**ABOUT THIS TASK:**
Wherever a line in the data below holds "title", copy that line.

**LISTED ENTRIES:**
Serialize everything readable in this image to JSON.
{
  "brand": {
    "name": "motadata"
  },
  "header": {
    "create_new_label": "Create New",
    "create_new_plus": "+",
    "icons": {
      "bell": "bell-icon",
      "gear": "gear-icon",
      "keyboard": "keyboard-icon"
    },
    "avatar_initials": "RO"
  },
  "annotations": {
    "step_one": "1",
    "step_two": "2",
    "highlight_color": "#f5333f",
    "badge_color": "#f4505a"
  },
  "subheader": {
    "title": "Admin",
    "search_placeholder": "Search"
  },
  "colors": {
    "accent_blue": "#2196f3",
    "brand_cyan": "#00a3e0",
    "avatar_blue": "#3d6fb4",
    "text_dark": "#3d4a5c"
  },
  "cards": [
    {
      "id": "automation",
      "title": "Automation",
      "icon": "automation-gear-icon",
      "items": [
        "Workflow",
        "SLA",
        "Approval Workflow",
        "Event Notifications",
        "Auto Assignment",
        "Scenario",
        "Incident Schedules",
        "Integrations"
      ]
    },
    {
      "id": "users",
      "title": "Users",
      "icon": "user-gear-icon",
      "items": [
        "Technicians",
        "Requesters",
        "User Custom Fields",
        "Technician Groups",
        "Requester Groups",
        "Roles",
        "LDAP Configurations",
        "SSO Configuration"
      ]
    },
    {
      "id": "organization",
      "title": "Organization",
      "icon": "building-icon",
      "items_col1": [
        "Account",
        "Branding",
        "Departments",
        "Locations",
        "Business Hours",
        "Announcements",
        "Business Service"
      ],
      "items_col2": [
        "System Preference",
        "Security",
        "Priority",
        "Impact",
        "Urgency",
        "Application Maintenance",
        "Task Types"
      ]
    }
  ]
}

**SOLUTION:**
    "title": "Admin",
      "title": "Automation",
      "title": "Users",
      "title": "Organization",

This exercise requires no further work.